The term “spirituality” is most useful in clinical settings, since the goal is to be welcoming and inclusive, and for patients to define the term for themselves so that conversation may begin. But because of its vague and nebulous nature, it is difficult to measure and quantify for research purposes – especially since the definition of spirituality has been changing and expanding.
In this talk, to keep things simple and clear, I will be addressing relationships with health in terms of “religion”.
First, let us examine how “religion” might influence health. This is a theoretical model involving causal pathways and intermediary variables. The example to be provided is based in the Judeo-Christian-Islamic tradition, which views God as separate from humans and creation, and as personal.
Models like this exist for for Eastern religious traditions as well, but my lack of expertise in those traditions make it easier for me to illustrate effects using a Western religious model.
Let us now examine the circumstances we are facing and the role that religion may play in them, especially for older adults
Need for Health Services
Religious involvement can buffer stress, reduce depression, enhance quality of life
Religious live healthier lifestyles, have better habits, fewer risky behaviors
Religious persons need and use fewer health care services – due to better health and more support from family, community
Spirituality in Patient Care, Second Edition
Templeton Foundation Press, 2007
Reviewed in JAMA 2008; 299:1608-1609
The Spiritual History
Each of 7 items below rated on a 0 to 3 scale, based on agreement. For every 1 point increase on religious struggle
scale (range 0-21), there was a 6% increase in mortality, independent of physical and mental health
(Arch Intern Med, 2001; 161: 1881-1885)
Wondered whether God had abandoned me
Felt punished by God for my lack of devotion
Wondered what I did for God to punish me
Questioned the God’s love for me
Wondered whether my church had abandoned me
Decided the Devil made this happen
Questioned the power of God
See JAMA 2002; 288 (4):487-493
July and August 2009
Durham, North Carolina
5-day intensive research workshops focus on what we know about the relationship between religion and health, applications, how to conduct research and develop an academic career in this area (July 20-24, Aug 17-21, 2009) Leading religion-health researchers at Duke, UNC, USC, and elsewhere will give presentations:
-Previous research on religion, spirituality and health
-Strengths and weaknesses of previous research
-Applying findings to clinical practice
-Theological considerations and concerns
-Highest priority studies for future research
-Strengths and weaknesses of religion/spirituality measures
-Designing different types of research projects
-Carrying out and managing a research project
-Writing a grant to NIH or private foundations
-Where to obtain funding for research in this area

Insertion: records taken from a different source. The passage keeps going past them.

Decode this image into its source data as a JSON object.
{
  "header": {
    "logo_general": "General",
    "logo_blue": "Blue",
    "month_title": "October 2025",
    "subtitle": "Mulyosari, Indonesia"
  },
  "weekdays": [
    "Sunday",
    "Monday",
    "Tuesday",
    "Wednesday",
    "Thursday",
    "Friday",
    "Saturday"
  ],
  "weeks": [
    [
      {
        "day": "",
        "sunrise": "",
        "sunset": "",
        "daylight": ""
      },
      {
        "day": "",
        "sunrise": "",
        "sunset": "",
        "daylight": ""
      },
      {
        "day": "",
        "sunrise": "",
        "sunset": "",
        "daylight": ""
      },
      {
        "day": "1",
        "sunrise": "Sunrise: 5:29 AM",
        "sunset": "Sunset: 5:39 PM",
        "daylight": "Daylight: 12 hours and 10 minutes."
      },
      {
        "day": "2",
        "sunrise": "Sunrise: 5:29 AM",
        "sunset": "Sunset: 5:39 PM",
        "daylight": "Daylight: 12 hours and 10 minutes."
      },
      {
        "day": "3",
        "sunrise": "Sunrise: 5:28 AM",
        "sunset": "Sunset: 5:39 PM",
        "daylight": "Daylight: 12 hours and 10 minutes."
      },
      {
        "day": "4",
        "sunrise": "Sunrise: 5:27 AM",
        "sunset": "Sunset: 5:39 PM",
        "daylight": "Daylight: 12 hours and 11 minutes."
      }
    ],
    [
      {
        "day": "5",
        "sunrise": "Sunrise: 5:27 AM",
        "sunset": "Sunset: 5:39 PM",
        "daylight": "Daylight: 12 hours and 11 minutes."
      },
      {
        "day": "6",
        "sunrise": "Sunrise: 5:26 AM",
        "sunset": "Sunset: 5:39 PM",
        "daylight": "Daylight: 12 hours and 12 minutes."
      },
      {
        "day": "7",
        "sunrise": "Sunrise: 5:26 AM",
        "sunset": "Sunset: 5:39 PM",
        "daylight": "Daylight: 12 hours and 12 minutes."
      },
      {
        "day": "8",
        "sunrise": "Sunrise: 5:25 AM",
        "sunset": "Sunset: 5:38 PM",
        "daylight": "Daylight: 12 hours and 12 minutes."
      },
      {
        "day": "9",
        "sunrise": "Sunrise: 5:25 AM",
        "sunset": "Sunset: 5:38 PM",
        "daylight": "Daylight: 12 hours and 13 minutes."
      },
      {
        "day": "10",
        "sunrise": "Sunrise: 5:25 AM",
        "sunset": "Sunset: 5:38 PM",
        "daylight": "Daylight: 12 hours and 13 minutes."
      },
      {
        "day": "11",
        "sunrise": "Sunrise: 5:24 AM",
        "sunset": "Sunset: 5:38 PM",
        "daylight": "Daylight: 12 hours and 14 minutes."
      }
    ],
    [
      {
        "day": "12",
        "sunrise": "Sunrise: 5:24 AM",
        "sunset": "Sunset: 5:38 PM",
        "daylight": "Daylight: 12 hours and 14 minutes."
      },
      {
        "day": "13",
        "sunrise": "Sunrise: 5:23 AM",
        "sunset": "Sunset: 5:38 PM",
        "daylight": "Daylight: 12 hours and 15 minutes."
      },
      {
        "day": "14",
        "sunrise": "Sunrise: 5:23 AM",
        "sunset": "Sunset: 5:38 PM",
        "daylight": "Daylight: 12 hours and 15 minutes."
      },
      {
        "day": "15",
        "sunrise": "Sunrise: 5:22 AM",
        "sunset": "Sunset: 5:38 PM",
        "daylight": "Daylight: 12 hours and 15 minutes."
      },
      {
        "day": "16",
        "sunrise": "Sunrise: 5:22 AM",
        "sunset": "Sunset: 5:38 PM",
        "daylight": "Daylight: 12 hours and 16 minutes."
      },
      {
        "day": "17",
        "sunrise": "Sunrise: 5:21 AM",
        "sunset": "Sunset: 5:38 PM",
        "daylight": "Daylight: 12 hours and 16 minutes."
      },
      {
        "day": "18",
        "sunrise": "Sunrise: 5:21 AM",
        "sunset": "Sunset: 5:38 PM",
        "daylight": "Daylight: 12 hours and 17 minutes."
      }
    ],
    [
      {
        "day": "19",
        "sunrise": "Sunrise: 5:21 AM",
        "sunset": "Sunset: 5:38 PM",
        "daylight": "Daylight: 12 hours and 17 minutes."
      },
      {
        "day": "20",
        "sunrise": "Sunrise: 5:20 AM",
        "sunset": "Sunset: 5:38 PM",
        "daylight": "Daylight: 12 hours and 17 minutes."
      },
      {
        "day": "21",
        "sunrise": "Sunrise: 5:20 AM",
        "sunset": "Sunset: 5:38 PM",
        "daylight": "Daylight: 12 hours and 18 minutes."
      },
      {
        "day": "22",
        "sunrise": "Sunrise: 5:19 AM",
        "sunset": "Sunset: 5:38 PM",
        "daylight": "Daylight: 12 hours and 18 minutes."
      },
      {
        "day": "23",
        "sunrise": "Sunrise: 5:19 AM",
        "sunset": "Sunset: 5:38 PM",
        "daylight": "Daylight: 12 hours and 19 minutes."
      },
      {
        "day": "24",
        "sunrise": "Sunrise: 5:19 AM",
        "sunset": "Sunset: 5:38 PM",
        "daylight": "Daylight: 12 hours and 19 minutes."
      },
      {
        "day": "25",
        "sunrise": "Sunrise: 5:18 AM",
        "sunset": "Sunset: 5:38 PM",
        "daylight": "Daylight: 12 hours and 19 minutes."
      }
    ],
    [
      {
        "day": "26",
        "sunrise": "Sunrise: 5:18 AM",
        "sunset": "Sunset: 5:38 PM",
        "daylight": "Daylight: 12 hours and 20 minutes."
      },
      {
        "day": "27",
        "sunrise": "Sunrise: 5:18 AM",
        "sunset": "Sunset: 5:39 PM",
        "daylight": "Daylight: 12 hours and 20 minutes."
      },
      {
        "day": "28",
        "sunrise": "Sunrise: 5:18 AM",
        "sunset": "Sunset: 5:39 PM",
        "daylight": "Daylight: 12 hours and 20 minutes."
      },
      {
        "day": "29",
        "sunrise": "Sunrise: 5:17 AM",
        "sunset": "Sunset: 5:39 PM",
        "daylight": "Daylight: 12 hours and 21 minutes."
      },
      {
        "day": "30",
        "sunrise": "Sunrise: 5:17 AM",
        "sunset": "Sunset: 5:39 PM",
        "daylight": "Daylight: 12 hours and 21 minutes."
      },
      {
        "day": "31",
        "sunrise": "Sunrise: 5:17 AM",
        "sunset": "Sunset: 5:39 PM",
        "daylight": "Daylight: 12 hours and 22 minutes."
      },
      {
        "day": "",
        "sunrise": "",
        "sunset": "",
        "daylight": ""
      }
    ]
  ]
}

-Writing a research paper for publication; getting it published
-Presenting research to professional and public audiences; working with the media
If interested, contact Harold G. Koenig: firstname.lastname@example.org